The family of a disabled athlete in Minnesota has filed charges of discrimination despite the state's progressive attempts to include wheelchair athletes in track and field meets. Citing the Minnesota Human Rights Act, it claims that because points from disabled events don't count toward official team totals and because wheelchair athletes aren't allowed to compete against other athletes on the track, those disabled competitors are being treated as "second-class athletes."
As first reported by the Minneapolis Star Tribune, Rose Hollermann, a sophomore for Waterville-Elysian-Morristown (Minn.) High was one of the six wheelchair athletes to compete in Minnesota State High School League track and field meets during the 2011 season. She eventually captured the 800-meter and 1600-meter state titles for wheelchair racing, but was disappointed that she was not allowed to compete with other athletes on the track.
Court documents show that Hollermann was allowed to compete against other runners in three of her first four meets on her team's eight-meet schedule, with all future official state meets banning on-track competition. The Star Tribune reported that she has also competed in such "mixed races" which involve both able bodied and wheelchair racers during junior high track and field, with no injuries resulting from her participation.
At the root of the Hollermann's civil rights suit against the MSHSL is Rose Hollermann's drive for real competition on the track. The family's lawyer, Justin Page, made it clear that his client wanted to make sure her efforts were fairly recognized and accounted for, and that she wasn't forcing a meet to have to make special concessions just to allow her to compete, as doing so would essentially call her out as different than other athletes.
"[Rose] not only likes the sense of competition, she doesn't want to add unnecessary length to a meet just for her to compete alone," Page told the Star Tribune.
There's a good reason for that competitive drive: Hollermann may be one of the more accomplished young wheelchair athletes in the country. A star on the basketball court as well as the track, Hollermann was the youngest member of the United States U-25 wheelchair basketball team that competed in the 2011 U-25 women's world championships in Canada.
Meanwhile, MSHSL continues to take efforts to try and add more wheelchair events, all in an effort to accommodate more disabled athletes. At an organizational meeting last week the state governing body added three more official events for the 2012 season -- the 100 meter, 3,200 meter and discus -- and gave indications that "direct competition," which would allow athletes to compete on the track at the same time, could be discussed in February and, potentially, implemented for the 2012 season.
"We're working to accommodate everyone safely," MSHSL executive director Dave Stead told the Star Tribune.

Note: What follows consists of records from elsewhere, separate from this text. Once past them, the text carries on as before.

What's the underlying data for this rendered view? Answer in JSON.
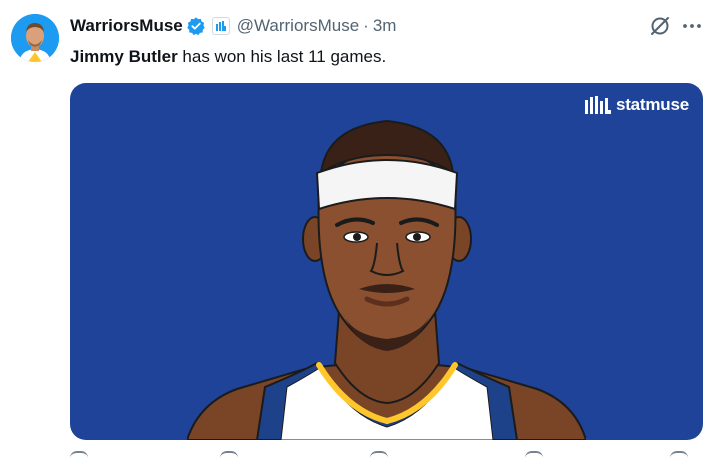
{
  "tweet": {
    "display_name": "WarriorsMuse",
    "handle": "@WarriorsMuse",
    "separator": "·",
    "time": "3m",
    "text_bold": "Jimmy Butler",
    "text_rest": " has won his last 11 games."
  },
  "media": {
    "brand_label": "statmuse",
    "brand_icon": "statmuse-logo-icon",
    "alt": "Jimmy Butler illustration"
  },
  "icons": {
    "verified": "verified-badge-icon",
    "affiliation": "affiliate-badge-icon",
    "grok": "grok-icon",
    "more": "more-icon"
  },
  "colors": {
    "media_background": "#1f4399",
    "verified_blue": "#1d9bf0",
    "jersey_blue": "#1d428a",
    "jersey_yellow": "#ffc72c",
    "secondary_text": "#536471"
  }
}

Still, Stead gave no indication that the scores from wheelchair athletes' events would become a part of team sports, as they are in some cases in Maryland (Minnesota and Maryland are two of just 11 states that currently have official wheelchair events in track and field competitions). Until that happens, it's likely that Hollermann's suit will remain in effect, hoping to speed up even more change for disabled athletes in the upper Midwest.